Article: Christina Vaizidou

Psychiatrist – Psychotherapist

Translation: Evelina Koutsikopoulou

Revised by  Harriet Spala

Violent acts against animals have been recognized a long time now as an indication of dangerous psychopathology not limited to animals only. It’s no coincidence that the American Diagnostic and Statistical Manual DSM of mental and emotional disorders refers to violence against animals as one of the diagnostic criteria for disorders, like antisocial-aggressive behavior (Diagnostic and Statistical Manual of Mental Disorders DSM–5).

There are many theories and researches about people’s psychological background who abuse animals. Two categories stand out: the first consists of people with mental and emotional immaturity which in many cases, just like children cannot understand, they are not aware of the extent of damage they cause to the animal  which they abuse, because they lack the level of maturity demanded (Dr. George Simon, Abusing Animals: Some Psychological Reasons Behind Animal Abuse, 2009).

The second category consists of people who derive satisfaction from abusing or even killing animals. The basic source of this satisfaction according to psychiatry is the sense of power, control and authority. Some of these people lack the feeling of power and control in other areas of their life and they seek vulnerable targets, in order to balance this insufficiency. Others enjoy the feeling of power in every area of their life and they exercise it in every opportunity that occurs, so that their sense of superiority can enhance (Dr. George Simon, Abusing Animals: Some Psychological Reasons behind Animal Abuse, 2009).

The deepest reason for this behaviour is analyzed both in the person’s mentality as well as the collective principles of our society. Naturally, certain people assume consciously that they have the right to abuse or kill animals and that whenever a society doesn’t show enough respect to animals and uses them as living objects. Man is a being that likes to stand out and dictate. This impulse is tamed through social and legal rules, which we learn to obey, in order to survive as society. Whenever these incidents repeat, it means that there is no sufficient informal social rule to prohibit such a behavior, thus to force from the start the person to consider this action as prohibitive and immoral. The first problem is therefore the lack of social consciousness towards animals.

The problem shows that it is about people with a sense of superiority and at the same time, as mentioned previously, with a great sense of insecurity and lack of control. In their efforts to keep control over something (since it’s not  a part of their current lives), they resort to acts of violence, releasing in a way their inner aggression and often acting on retaliation actions against  for example pet owners, as they are not able to turn against themselves (Ascione, 1998). Their feelings turn against an object that the perpetrator can easily control.

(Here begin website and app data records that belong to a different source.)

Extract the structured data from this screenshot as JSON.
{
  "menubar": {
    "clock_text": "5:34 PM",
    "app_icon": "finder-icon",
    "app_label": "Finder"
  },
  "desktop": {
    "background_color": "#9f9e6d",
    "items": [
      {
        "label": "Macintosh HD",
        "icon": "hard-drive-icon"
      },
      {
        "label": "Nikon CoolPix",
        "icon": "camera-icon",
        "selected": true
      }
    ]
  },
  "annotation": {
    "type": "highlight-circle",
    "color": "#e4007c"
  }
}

This aspect shows that the psychological profile of an animal abuser is similar to a wife or child-beater. Many studies occurred under this assumption correlating acts of animal violence to similar or subsequent acts of violence against people, especially by younger perpetrators. The concluded result stated that a child’s violent behavior towards animals can be treated as an early predictive factor of violent behavior of any kind occurring in the future, because the violent behavior against animals arises in early stages of child development, ages 6,5 on average (Frick et al., 1993).

As for psychological-social causes that may lead a person to abuse or to kill an animal, a correlation to domestic violence, abuse or neglect from their parents in childhood is often mentioned. Furthermore, indirect violence experiences contribute for example an incident of animal abuse by a parent, as a display of power and authority in the family (Widom, 1989).

Animal abusers may show further characteristics, as limited social capabilities, difficulty to empathize with others and create relations of trust, low self-esteem, feelings of unworthiness and insufficiency, and generally deviant behavior.

Certain writers mention the “black triad”, the personality characteristics of animal abusers, these being narcissism, Machiavellianism and psychiatric disorder. Narcissism equals to the sense of satisfaction and superiority, Machiavellianism to the lack of any moral restrictions and psychiatric disorder to egoism, compulsive behavior and lack of remorse.

Apart these traits, researchers often add more traits such as detectable sadism, i.e. the pleasure that someone derives through someone else’s pain (Paulhaus & Williams, 2002).

Since 1757, the British artist William Hogarth created a series of etchings titled “The Four Stages of Cruelty”, depicting the story of Tom Nero, who begins in the “first stage” to abuse various animals, mainly cats and dogs, and ends up raping and murdering people. Obviously the function is not that simple and violent animal treatment doesn’t always lead to further acts of violence. Even more so, is the fact that this isn’t a single act without a respective psychological background and its significance ought not to be downgraded nor from individuals nor society in total.

Suggested Bibliography

Felthous, A.R. Aggression against cats, dogs, and people Child Psychiatry and Human Development, 1980.

Herzog, Η. Some We Love, Some We Hate, Some We Eat: Why It’s So Hard To Think Straight About Animals, Harper Perennial, 2011, ISBN-10: 0061730858.

Cavanaugh, P. S., Signal, T. D., & Taylor, the Dark Triad and animal cruelty: Dark personalities, dark attitudes, and dark behaviours, Personality and Individual Differences, 2013.